Activity: Leave the pictures out. Return the rest of the listing below exactly.

Supplied material:
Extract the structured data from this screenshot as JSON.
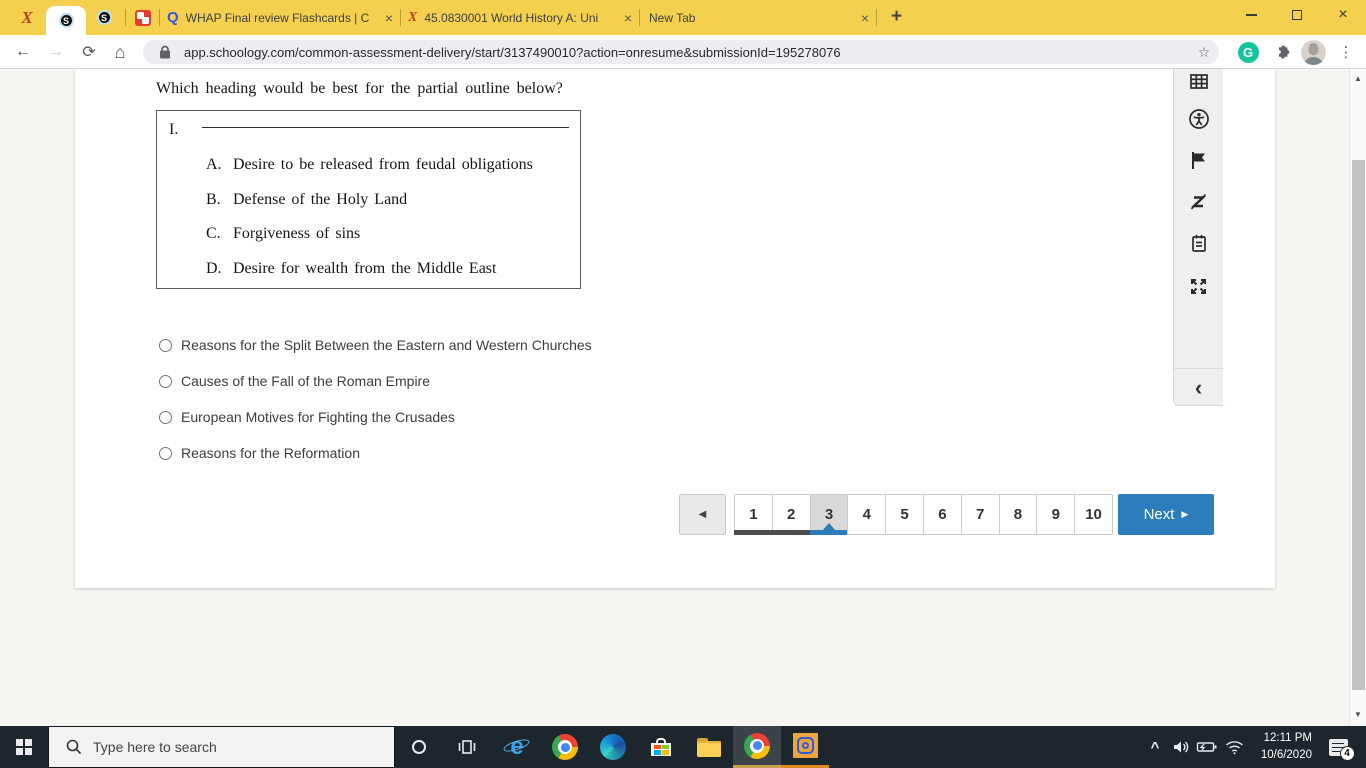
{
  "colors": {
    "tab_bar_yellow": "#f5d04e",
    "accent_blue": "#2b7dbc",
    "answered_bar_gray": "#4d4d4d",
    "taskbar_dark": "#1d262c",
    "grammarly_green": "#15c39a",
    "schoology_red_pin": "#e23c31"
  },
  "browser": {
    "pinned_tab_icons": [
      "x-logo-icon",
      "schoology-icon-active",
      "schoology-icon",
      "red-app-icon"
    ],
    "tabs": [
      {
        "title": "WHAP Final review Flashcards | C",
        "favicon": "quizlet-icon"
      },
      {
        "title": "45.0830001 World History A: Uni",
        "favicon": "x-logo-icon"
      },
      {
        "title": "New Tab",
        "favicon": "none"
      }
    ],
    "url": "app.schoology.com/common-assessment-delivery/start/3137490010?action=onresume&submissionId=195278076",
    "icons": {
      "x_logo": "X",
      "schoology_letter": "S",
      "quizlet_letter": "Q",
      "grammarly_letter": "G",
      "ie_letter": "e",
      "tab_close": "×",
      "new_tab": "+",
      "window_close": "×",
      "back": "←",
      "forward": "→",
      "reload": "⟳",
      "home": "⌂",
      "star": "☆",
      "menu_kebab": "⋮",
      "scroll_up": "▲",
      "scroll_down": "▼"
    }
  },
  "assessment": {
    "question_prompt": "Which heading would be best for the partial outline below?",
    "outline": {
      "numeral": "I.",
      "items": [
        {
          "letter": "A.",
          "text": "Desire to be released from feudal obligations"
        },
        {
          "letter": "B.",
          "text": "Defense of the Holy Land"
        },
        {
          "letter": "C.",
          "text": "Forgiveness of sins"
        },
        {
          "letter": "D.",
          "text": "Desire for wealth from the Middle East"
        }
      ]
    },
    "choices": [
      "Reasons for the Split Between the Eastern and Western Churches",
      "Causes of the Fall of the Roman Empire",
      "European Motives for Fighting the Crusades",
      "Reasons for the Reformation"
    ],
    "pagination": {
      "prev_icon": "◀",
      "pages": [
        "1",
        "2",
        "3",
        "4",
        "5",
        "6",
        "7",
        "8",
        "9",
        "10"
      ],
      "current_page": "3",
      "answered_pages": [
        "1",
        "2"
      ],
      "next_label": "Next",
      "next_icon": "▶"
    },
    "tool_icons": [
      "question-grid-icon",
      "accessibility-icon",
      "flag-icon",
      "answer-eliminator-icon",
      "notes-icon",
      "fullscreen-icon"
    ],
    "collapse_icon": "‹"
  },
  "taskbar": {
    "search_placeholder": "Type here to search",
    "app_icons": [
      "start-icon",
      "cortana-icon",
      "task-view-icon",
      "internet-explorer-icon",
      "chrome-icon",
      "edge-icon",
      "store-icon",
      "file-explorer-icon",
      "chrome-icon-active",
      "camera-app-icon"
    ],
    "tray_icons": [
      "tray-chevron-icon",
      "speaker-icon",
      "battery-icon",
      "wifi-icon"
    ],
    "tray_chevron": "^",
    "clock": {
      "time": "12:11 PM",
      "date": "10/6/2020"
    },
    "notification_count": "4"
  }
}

The answer:
Extract the structured data from this screenshot as JSON.
{
  "colors": {
    "tab_bar_yellow": "#f5d04e",
    "accent_blue": "#2b7dbc",
    "answered_bar_gray": "#4d4d4d",
    "taskbar_dark": "#1d262c",
    "grammarly_green": "#15c39a",
    "schoology_red_pin": "#e23c31"
  },
  "browser": {
    "pinned_tab_icons": [
      "x-logo-icon",
      "schoology-icon-active",
      "schoology-icon",
      "red-app-icon"
    ],
    "tabs": [
      {
        "title": "WHAP Final review Flashcards | C",
        "favicon": "quizlet-icon"
      },
      {
        "title": "45.0830001 World History A: Uni",
        "favicon": "x-logo-icon"
      },
      {
        "title": "New Tab",
        "favicon": "none"
      }
    ],
    "url": "app.schoology.com/common-assessment-delivery/start/3137490010?action=onresume&submissionId=195278076",
    "icons": {
      "x_logo": "X",
      "schoology_letter": "S",
      "quizlet_letter": "Q",
      "grammarly_letter": "G",
      "ie_letter": "e",
      "tab_close": "×",
      "new_tab": "+",
      "window_close": "×",
      "back": "←",
      "forward": "→",
      "reload": "⟳",
      "home": "⌂",
      "star": "☆",
      "menu_kebab": "⋮",
      "scroll_up": "▲",
      "scroll_down": "▼"
    }
  },
  "assessment": {
    "question_prompt": "Which heading would be best for the partial outline below?",
    "outline": {
      "numeral": "I.",
      "items": [
        {
          "letter": "A.",
          "text": "Desire to be released from feudal obligations"
        },
        {
          "letter": "B.",
          "text": "Defense of the Holy Land"
        },
        {
          "letter": "C.",
          "text": "Forgiveness of sins"
        },
        {
          "letter": "D.",
          "text": "Desire for wealth from the Middle East"
        }
      ]
    },
    "choices": [
      "Reasons for the Split Between the Eastern and Western Churches",
      "Causes of the Fall of the Roman Empire",
      "European Motives for Fighting the Crusades",
      "Reasons for the Reformation"
    ],
    "pagination": {
      "prev_icon": "◀",
      "pages": [
        "1",
        "2",
        "3",
        "4",
        "5",
        "6",
        "7",
        "8",
        "9",
        "10"
      ],
      "current_page": "3",
      "answered_pages": [
        "1",
        "2"
      ],
      "next_label": "Next",
      "next_icon": "▶"
    },
    "tool_icons": [
      "question-grid-icon",
      "accessibility-icon",
      "flag-icon",
      "answer-eliminator-icon",
      "notes-icon",
      "fullscreen-icon"
    ],
    "collapse_icon": "‹"
  },
  "taskbar": {
    "search_placeholder": "Type here to search",
    "app_icons": [
      "start-icon",
      "cortana-icon",
      "task-view-icon",
      "internet-explorer-icon",
      "chrome-icon",
      "edge-icon",
      "store-icon",
      "file-explorer-icon",
      "chrome-icon-active",
      "camera-app-icon"
    ],
    "tray_icons": [
      "tray-chevron-icon",
      "speaker-icon",
      "battery-icon",
      "wifi-icon"
    ],
    "tray_chevron": "^",
    "clock": {
      "time": "12:11 PM",
      "date": "10/6/2020"
    },
    "notification_count": "4"
  }
}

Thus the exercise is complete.